In the recent Southern Baptist Convention (SBC) Annual Meeting in Anaheim, there was debate and a number of questions surrounding the issue of Saddleback Church and women as pastors. I’ve had a number of Oklahoma Baptist pastors contact me asking for comment and clarity, so I thought it might be helpful for me to address the situation.
As with understanding any issue, the best place to begin is with the Bible. In the New Testament, the term for the teaching/shepherding office in the church is “elder” (presbuteros) or “overseer/bishop” (episkopos). The apostle Paul clearly uses these two terms interchangeably in Titus 1, and Luke does the same in Acts 20 describing Paul’s farewell address to the elders in Ephesus. The term “pastor” (poimaino) does not refer to an office in the church, but rather a function of elders (Acts 20:28, 1 Pet. 5:2). Pastoring or shepherding is one of the things that elders do in the church. The exception is in Eph. 4:11 when Paul refers to “pastors” (poimenas), but does so in a list describing functions/gifts. Thus, there is biblical warrant for arguing that the term “pastor” can be used interchangeably with “elder/overseer.”
In the Pastoral Epistles, Paul instructs the young pastors Timothy and Titus that the office of elder is to be held only by qualified males (1 Tim. 2, 3 and Titus 1). Our confession, the Baptist Faith and Message (BF&M) 2000, affirms this scriptural teaching when it states, “While both men and women are gifted for service in the church, the office of pastor is limited to men as qualified by Scripture.” Shepherding/pastoring the congregation as a whole is a function of the office of elder/overseer/pastor and is limited to qualified males according to our confession.
Part of what has created some of the controversy in the SBC regarding women as pastors is the way Baptists have come to use the term “pastor.” It is noteworthy that the 1925 version of the Baptist Faith and Message does not use the term “pastor,” but rather states that offices in the church are “bishops, or elders, and deacons.” However, the 1963 and 2000 versions of the BF&M use the term “pastor.” The reason for this is that the term “pastor” had become synonymous with the office of “elder/overseer” in Baptist life. The difficulty is that in the last few decades, many SBC churches have begun to use the term “pastor” for a number of church staff members who are not qualified to be elders. It would seem to be helpful, therefore, if the term “pastor” was limited to those who are qualified to be elders since this is the meaning of the term in the BF&M.
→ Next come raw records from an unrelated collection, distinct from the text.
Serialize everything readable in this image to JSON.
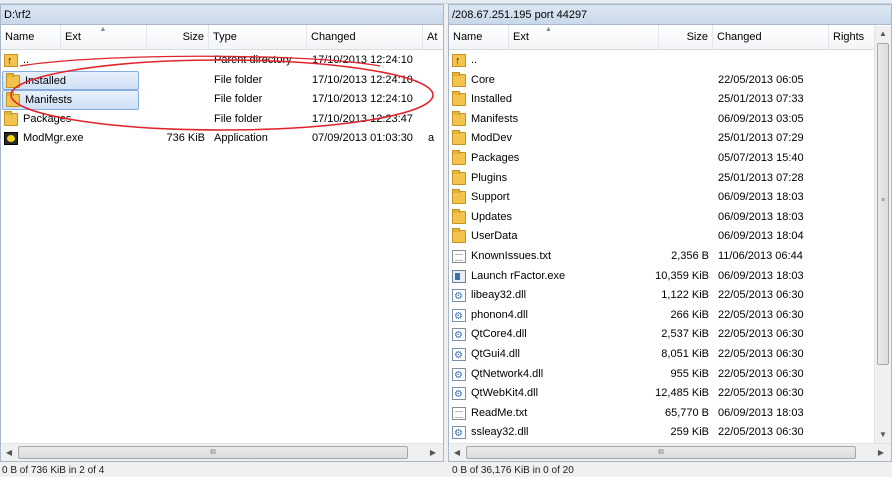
{
  "left_panel": {
    "path": "D:\\rf2",
    "columns": {
      "name": "Name",
      "ext": "Ext",
      "size": "Size",
      "type": "Type",
      "changed": "Changed",
      "attr": "At"
    },
    "rows": [
      {
        "name": "..",
        "size": "",
        "type": "Parent directory",
        "changed": "17/10/2013 12:24:10",
        "attr": "",
        "icon": "parent-dir-icon"
      },
      {
        "name": "Installed",
        "size": "",
        "type": "File folder",
        "changed": "17/10/2013 12:24:10",
        "attr": "",
        "icon": "folder-icon"
      },
      {
        "name": "Manifests",
        "size": "",
        "type": "File folder",
        "changed": "17/10/2013 12:24:10",
        "attr": "",
        "icon": "folder-icon"
      },
      {
        "name": "Packages",
        "size": "",
        "type": "File folder",
        "changed": "17/10/2013 12:23:47",
        "attr": "",
        "icon": "folder-icon"
      },
      {
        "name": "ModMgr.exe",
        "size": "736 KiB",
        "type": "Application",
        "changed": "07/09/2013 01:03:30",
        "attr": "a",
        "icon": "exe-icon"
      }
    ],
    "status": "0 B of 736 KiB in 2 of 4"
  },
  "right_panel": {
    "path": "/208.67.251.195 port 44297",
    "columns": {
      "name": "Name",
      "ext": "Ext",
      "size": "Size",
      "changed": "Changed",
      "rights": "Rights"
    },
    "rows": [
      {
        "name": "..",
        "size": "",
        "changed": "",
        "icon": "parent-dir-icon"
      },
      {
        "name": "Core",
        "size": "",
        "changed": "22/05/2013 06:05",
        "icon": "folder-icon"
      },
      {
        "name": "Installed",
        "size": "",
        "changed": "25/01/2013 07:33",
        "icon": "folder-icon"
      },
      {
        "name": "Manifests",
        "size": "",
        "changed": "06/09/2013 03:05",
        "icon": "folder-icon"
      },
      {
        "name": "ModDev",
        "size": "",
        "changed": "25/01/2013 07:29",
        "icon": "folder-icon"
      },
      {
        "name": "Packages",
        "size": "",
        "changed": "05/07/2013 15:40",
        "icon": "folder-icon"
      },
      {
        "name": "Plugins",
        "size": "",
        "changed": "25/01/2013 07:28",
        "icon": "folder-icon"
      },
      {
        "name": "Support",
        "size": "",
        "changed": "06/09/2013 18:03",
        "icon": "folder-icon"
      },
      {
        "name": "Updates",
        "size": "",
        "changed": "06/09/2013 18:03",
        "icon": "folder-icon"
      },
      {
        "name": "UserData",
        "size": "",
        "changed": "06/09/2013 18:04",
        "icon": "folder-icon"
      },
      {
        "name": "KnownIssues.txt",
        "size": "2,356 B",
        "changed": "11/06/2013 06:44",
        "icon": "text-file-icon"
      },
      {
        "name": "Launch rFactor.exe",
        "size": "10,359 KiB",
        "changed": "06/09/2013 18:03",
        "icon": "application-icon"
      },
      {
        "name": "libeay32.dll",
        "size": "1,122 KiB",
        "changed": "22/05/2013 06:30",
        "icon": "dll-icon"
      },
      {
        "name": "phonon4.dll",
        "size": "266 KiB",
        "changed": "22/05/2013 06:30",
        "icon": "dll-icon"
      },
      {
        "name": "QtCore4.dll",
        "size": "2,537 KiB",
        "changed": "22/05/2013 06:30",
        "icon": "dll-icon"
      },
      {
        "name": "QtGui4.dll",
        "size": "8,051 KiB",
        "changed": "22/05/2013 06:30",
        "icon": "dll-icon"
      },
      {
        "name": "QtNetwork4.dll",
        "size": "955 KiB",
        "changed": "22/05/2013 06:30",
        "icon": "dll-icon"
      },
      {
        "name": "QtWebKit4.dll",
        "size": "12,485 KiB",
        "changed": "22/05/2013 06:30",
        "icon": "dll-icon"
      },
      {
        "name": "ReadMe.txt",
        "size": "65,770 B",
        "changed": "06/09/2013 18:03",
        "icon": "text-file-icon"
      },
      {
        "name": "ssleay32.dll",
        "size": "259 KiB",
        "changed": "22/05/2013 06:30",
        "icon": "dll-icon"
      }
    ],
    "status": "0 B of 36,176 KiB in 0 of 20"
  },
  "scrollbar_glyphs": {
    "left": "◀",
    "right": "▶",
    "up": "▲",
    "down": "▼",
    "thumb": "III"
  },
  "colors": {
    "annotation_circle": "#e0242c",
    "selection_border": "#84acdd"
  }
}
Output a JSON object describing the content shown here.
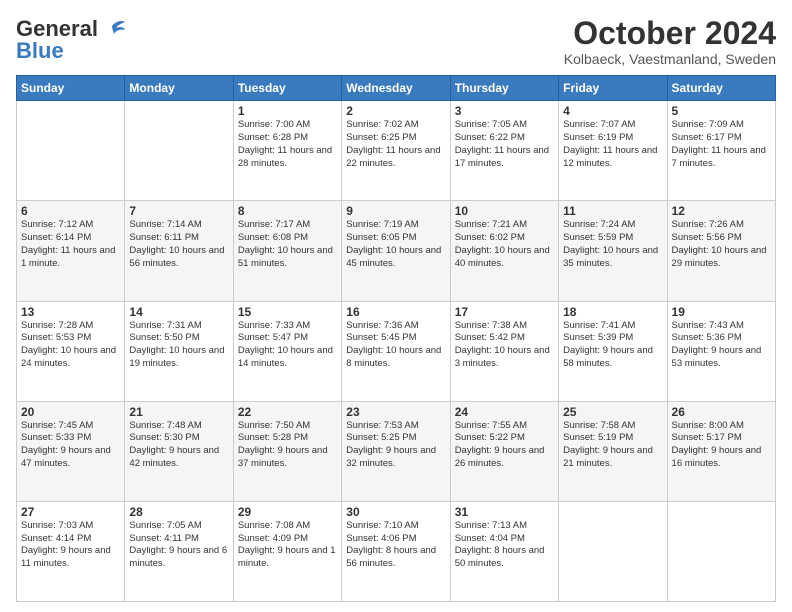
{
  "header": {
    "logo_line1": "General",
    "logo_line2": "Blue",
    "month": "October 2024",
    "location": "Kolbaeck, Vaestmanland, Sweden"
  },
  "weekdays": [
    "Sunday",
    "Monday",
    "Tuesday",
    "Wednesday",
    "Thursday",
    "Friday",
    "Saturday"
  ],
  "weeks": [
    [
      {
        "day": "",
        "info": ""
      },
      {
        "day": "",
        "info": ""
      },
      {
        "day": "1",
        "info": "Sunrise: 7:00 AM\nSunset: 6:28 PM\nDaylight: 11 hours and 28 minutes."
      },
      {
        "day": "2",
        "info": "Sunrise: 7:02 AM\nSunset: 6:25 PM\nDaylight: 11 hours and 22 minutes."
      },
      {
        "day": "3",
        "info": "Sunrise: 7:05 AM\nSunset: 6:22 PM\nDaylight: 11 hours and 17 minutes."
      },
      {
        "day": "4",
        "info": "Sunrise: 7:07 AM\nSunset: 6:19 PM\nDaylight: 11 hours and 12 minutes."
      },
      {
        "day": "5",
        "info": "Sunrise: 7:09 AM\nSunset: 6:17 PM\nDaylight: 11 hours and 7 minutes."
      }
    ],
    [
      {
        "day": "6",
        "info": "Sunrise: 7:12 AM\nSunset: 6:14 PM\nDaylight: 11 hours and 1 minute."
      },
      {
        "day": "7",
        "info": "Sunrise: 7:14 AM\nSunset: 6:11 PM\nDaylight: 10 hours and 56 minutes."
      },
      {
        "day": "8",
        "info": "Sunrise: 7:17 AM\nSunset: 6:08 PM\nDaylight: 10 hours and 51 minutes."
      },
      {
        "day": "9",
        "info": "Sunrise: 7:19 AM\nSunset: 6:05 PM\nDaylight: 10 hours and 45 minutes."
      },
      {
        "day": "10",
        "info": "Sunrise: 7:21 AM\nSunset: 6:02 PM\nDaylight: 10 hours and 40 minutes."
      },
      {
        "day": "11",
        "info": "Sunrise: 7:24 AM\nSunset: 5:59 PM\nDaylight: 10 hours and 35 minutes."
      },
      {
        "day": "12",
        "info": "Sunrise: 7:26 AM\nSunset: 5:56 PM\nDaylight: 10 hours and 29 minutes."
      }
    ],
    [
      {
        "day": "13",
        "info": "Sunrise: 7:28 AM\nSunset: 5:53 PM\nDaylight: 10 hours and 24 minutes."
      },
      {
        "day": "14",
        "info": "Sunrise: 7:31 AM\nSunset: 5:50 PM\nDaylight: 10 hours and 19 minutes."
      },
      {
        "day": "15",
        "info": "Sunrise: 7:33 AM\nSunset: 5:47 PM\nDaylight: 10 hours and 14 minutes."
      },
      {
        "day": "16",
        "info": "Sunrise: 7:36 AM\nSunset: 5:45 PM\nDaylight: 10 hours and 8 minutes."
      },
      {
        "day": "17",
        "info": "Sunrise: 7:38 AM\nSunset: 5:42 PM\nDaylight: 10 hours and 3 minutes."
      },
      {
        "day": "18",
        "info": "Sunrise: 7:41 AM\nSunset: 5:39 PM\nDaylight: 9 hours and 58 minutes."
      },
      {
        "day": "19",
        "info": "Sunrise: 7:43 AM\nSunset: 5:36 PM\nDaylight: 9 hours and 53 minutes."
      }
    ],
    [
      {
        "day": "20",
        "info": "Sunrise: 7:45 AM\nSunset: 5:33 PM\nDaylight: 9 hours and 47 minutes."
      },
      {
        "day": "21",
        "info": "Sunrise: 7:48 AM\nSunset: 5:30 PM\nDaylight: 9 hours and 42 minutes."
      },
      {
        "day": "22",
        "info": "Sunrise: 7:50 AM\nSunset: 5:28 PM\nDaylight: 9 hours and 37 minutes."
      },
      {
        "day": "23",
        "info": "Sunrise: 7:53 AM\nSunset: 5:25 PM\nDaylight: 9 hours and 32 minutes."
      },
      {
        "day": "24",
        "info": "Sunrise: 7:55 AM\nSunset: 5:22 PM\nDaylight: 9 hours and 26 minutes."
      },
      {
        "day": "25",
        "info": "Sunrise: 7:58 AM\nSunset: 5:19 PM\nDaylight: 9 hours and 21 minutes."
      },
      {
        "day": "26",
        "info": "Sunrise: 8:00 AM\nSunset: 5:17 PM\nDaylight: 9 hours and 16 minutes."
      }
    ],
    [
      {
        "day": "27",
        "info": "Sunrise: 7:03 AM\nSunset: 4:14 PM\nDaylight: 9 hours and 11 minutes."
      },
      {
        "day": "28",
        "info": "Sunrise: 7:05 AM\nSunset: 4:11 PM\nDaylight: 9 hours and 6 minutes."
      },
      {
        "day": "29",
        "info": "Sunrise: 7:08 AM\nSunset: 4:09 PM\nDaylight: 9 hours and 1 minute."
      },
      {
        "day": "30",
        "info": "Sunrise: 7:10 AM\nSunset: 4:06 PM\nDaylight: 8 hours and 56 minutes."
      },
      {
        "day": "31",
        "info": "Sunrise: 7:13 AM\nSunset: 4:04 PM\nDaylight: 8 hours and 50 minutes."
      },
      {
        "day": "",
        "info": ""
      },
      {
        "day": "",
        "info": ""
      }
    ]
  ]
}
Another helpful thing is to recognize the distinction of the office of elder/overseer/pastor and the function of pastoring/shepherding particularly when it comes to ordination. In the New Testament, ordination (or appointing/laying on of hands) was extended to the office of elder and not to any function or gift (Acts 14:23, Titus 1:5). Thus, ordaining someone for a certain function or gift they possess seems to be an extrabiblical practice that can cause confusion about the office of elder/overseer/pastor and those qualified to hold it.
In conclusion, I do not believe there is widespread confusion or departure from the biblical teaching or the BF&M regarding the qualifications of a pastor among Southern Baptists. Any confusion seems to stem from the way some have come to use the term “pastor” in a way not directly correlated to “elder/overseer” and from a lack of separating the office and the function of pastor and pastoring. I believe it is very important to note that one of the dangers in a discussion such as this is that we tend to focus more on what women cannot do in the church as opposed to what they do. Women are undoubtedly gifted and called to ministry. Think about how dependent our churches are on the ministry of women! They serve the kingdom of God in a wide range of capacities. The commands in Scripture to go and make disciples and to serve Jesus’ church are not intended for men only. As we think about this topic of scriptural qualifications for pastor, let’s not forget to appreciate the essential role women play in the ministry of the church.